Part of our ‘Parallel Process’ as a caregiver is to accept some really harsh realities. When a child or other family member has a life threatening illness such as an eating disorder, there are unfortunately so many really unexpected and brutal realities we must accept. (Well, life in general gives us more opportunities for this than we’d like.) And often, we must do it quickly, which makes it even harder because most of us need TIME to process harsh, unhoped for situations.

So, how do we quickly make the shift? You know I’m all about ‘shift happening’ and choosing how we react. Do I do that all the time? Heck no! Do I try? Yes, most of the time. 😉 


What has worked for me:

  • Time
  • Understanding from someone who has been there
  • Physical activity
  • Nature
  • Music 
  • Feeling and acknowledging the emotions
  • Research to learn more information to help make decisions
  • Reminding myself that I have done very hard things and I am STRONG
  • Asking myself, “How would Kitty Westin handle this?” 🙂 (A very wise, strong friend (and eating disorder parent pioneer by the way) who has been through the unimaginable pain of having a child die)

    Kitty Westin & Becky Henry

What a few  experts recommend:

  1. Psychologist, Amy Morin has 7 steps for accepting tough situations in life that she shared in this article
  2. Lori Deschene, founder of ‘tiny buddah’ tells us in “7 Ways to Get Past Tough Situations Quickly” to remember how strong we are and to ask ourselves how someone we respect would handle the situation.

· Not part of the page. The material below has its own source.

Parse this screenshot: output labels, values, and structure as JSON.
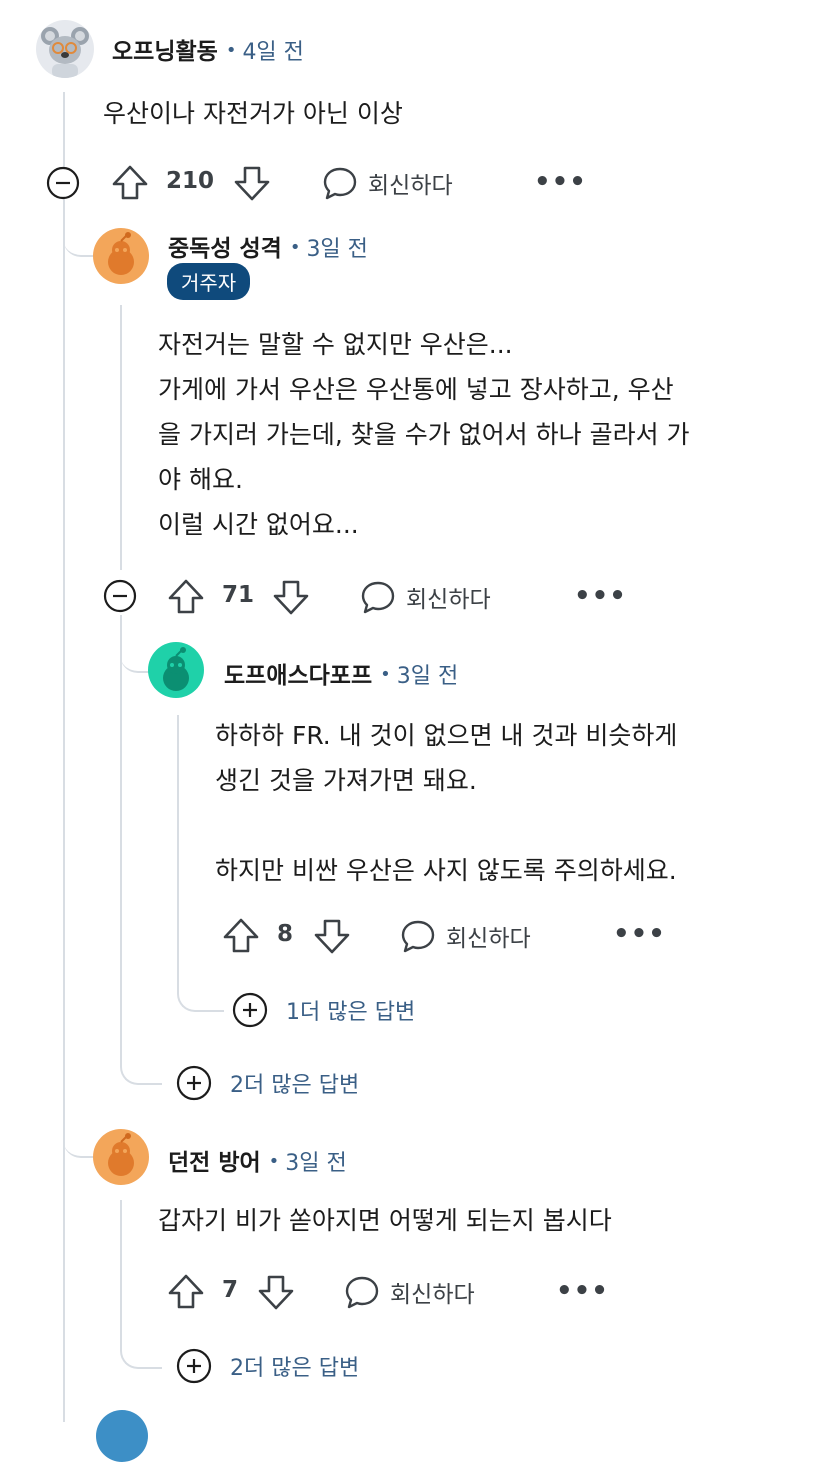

This one always has me reminding myself to be more mature about whatever it is. 
  3. Rick Hanson, a neuropsychologist goes into more detail on the common theme of “Acceptance” in this piece

It’s interesting to see the cross over of concepts from these different perspectives. I noticed,

  1. Acceptance
  2. Acknowledging that life isn’t fair 

What will you choose? 

We can remind ourselves that “This too shall pass” even when we cannot fathom how that might happen. And we can try to remember that we can eventually choose how we react. Therein lies the shift that leads to less pain and suffering. Not easy, and…possible if we choose it. 

Still don’t believe this? I get it. Sometimes I look to the greats like Nelson Mandela and Elie Weisel for inspiration on what I call, ‘HOW to shift outta the sh*t.’ They were masters at it.